Filter the listing below, keeping every line that holds "true".
Supplied records Block Start
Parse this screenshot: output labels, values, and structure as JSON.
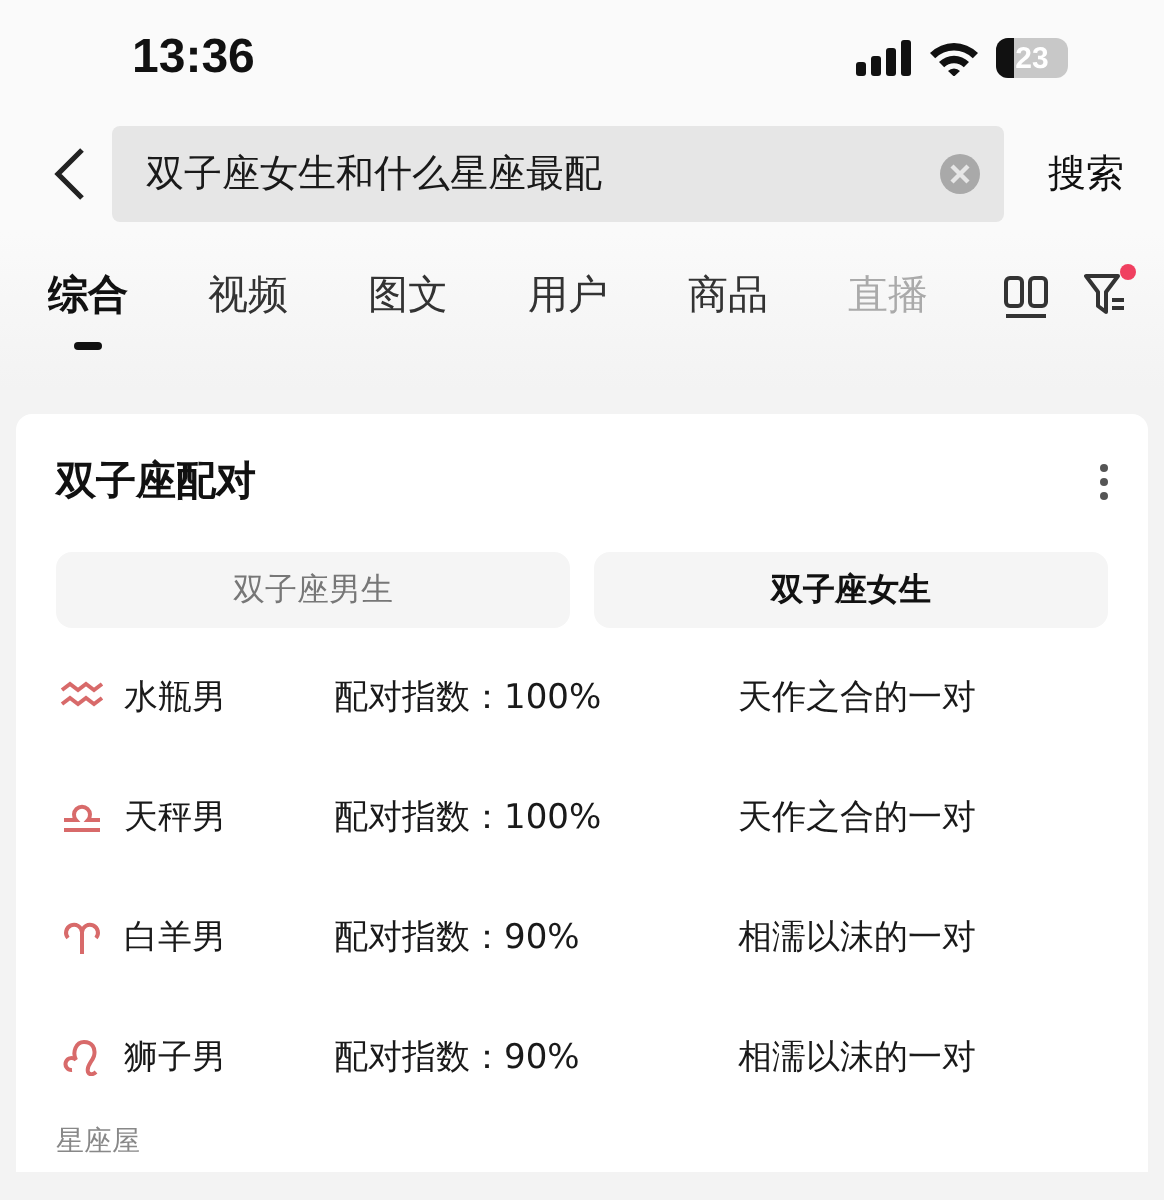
{
  "status_bar": {
    "time": "13:36",
    "battery": "23"
  },
  "search": {
    "value": "双子座女生和什么星座最配",
    "button": "搜索"
  },
  "tabs": [
    {
      "label": "综合",
      "selected": true
    },
    {
      "label": "视频",
      "selected": false
    },
    {
      "label": "图文",
      "selected": false
    },
    {
      "label": "用户",
      "selected": false
    },
    {
      "label": "商品",
      "selected": false
    },
    {
      "label": "直播",
      "selected": false
    }
  ],
  "filter": {
    "has_notification": true
  },
  "card": {
    "title": "双子座配对",
    "segments": [
      {
        "label": "双子座男生",
        "selected": false
      },
      {
        "label": "双子座女生",
        "selected": true
      }
    ],
    "rows": [
      {
        "kind": "aquarius",
        "name": "水瓶男",
        "score": "配对指数：100%",
        "comment": "天作之合的一对"
      },
      {
        "kind": "libra",
        "name": "天秤男",
        "score": "配对指数：100%",
        "comment": "天作之合的一对"
      },
      {
        "kind": "aries",
        "name": "白羊男",
        "score": "配对指数：90%",
        "comment": "相濡以沫的一对"
      },
      {
        "kind": "leo",
        "name": "狮子男",
        "score": "配对指数：90%",
        "comment": "相濡以沫的一对"
      }
    ],
    "source": "星座屋"
  }
}
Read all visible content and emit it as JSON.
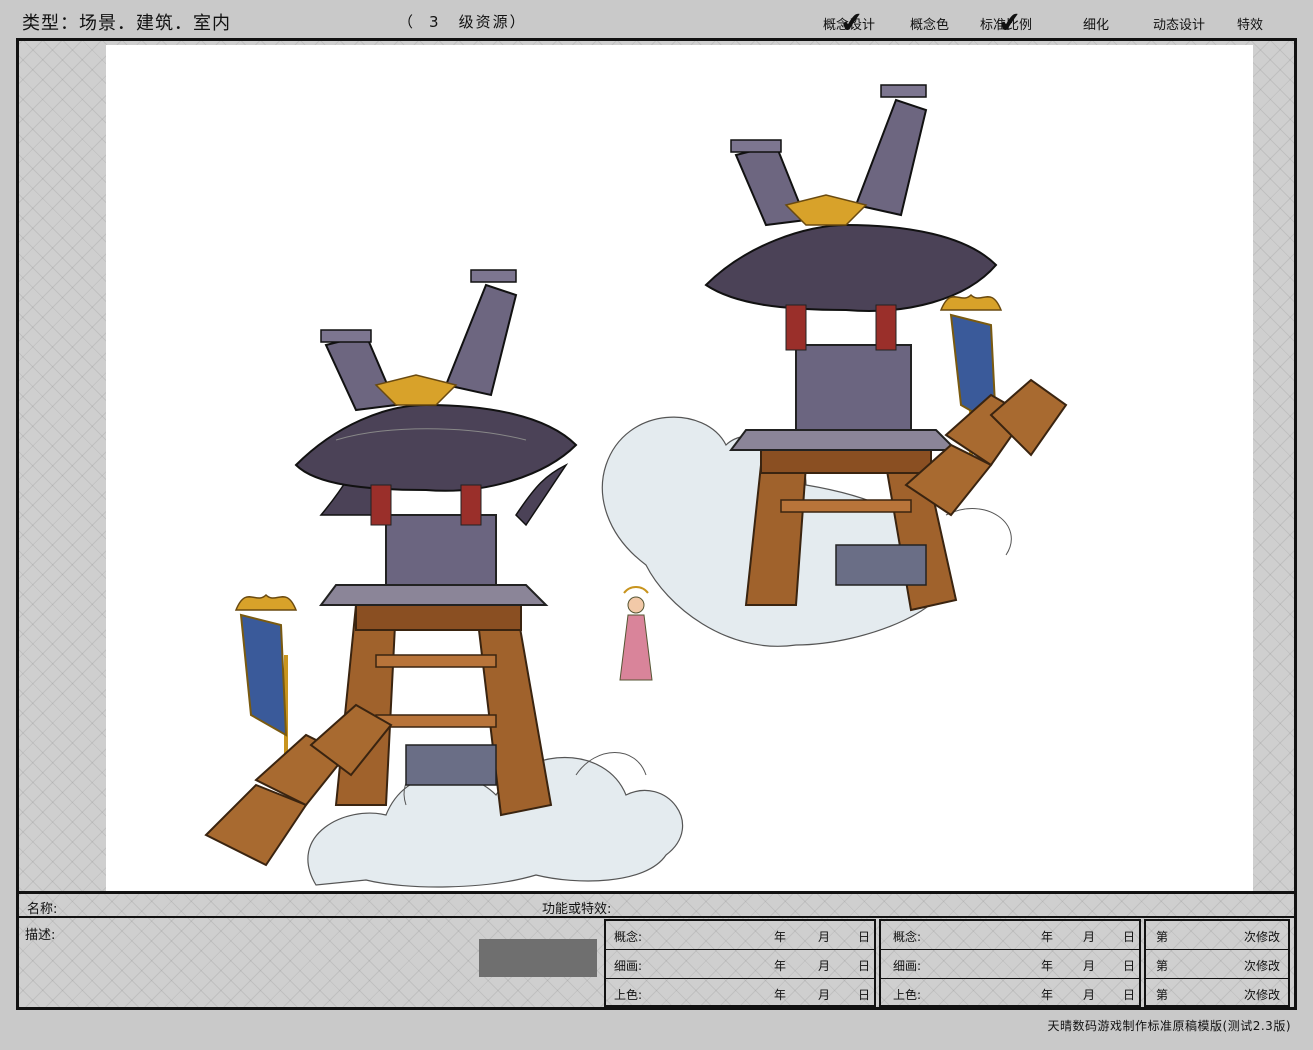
{
  "header": {
    "type_label": "类型：场景．建筑．室内",
    "level_open": "（",
    "level_num": "3",
    "level_text": "级资源）",
    "stages": [
      "概念设计",
      "概念色",
      "标准比例",
      "细化",
      "动态设计",
      "特效"
    ],
    "checks": [
      "✔",
      "✔"
    ]
  },
  "info": {
    "name_label": "名称:",
    "function_label": "功能或特效:",
    "desc_label": "描述:",
    "table_rows": [
      "概念:",
      "细画:",
      "上色:"
    ],
    "date_units": [
      "年",
      "月",
      "日"
    ],
    "revision_prefix": "第",
    "revision_suffix": "次修改"
  },
  "footer": {
    "text": "天晴数码游戏制作标准原稿模版(测试2.3版)"
  },
  "colors": {
    "roof": "#4b4257",
    "wood": "#a0622c",
    "gold": "#d8a22a",
    "banner": "#3a5a9a",
    "cloud": "#dde6ec"
  }
}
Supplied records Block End
Exercise output:
      "selected": true
    "has_notification": true
        "selected": true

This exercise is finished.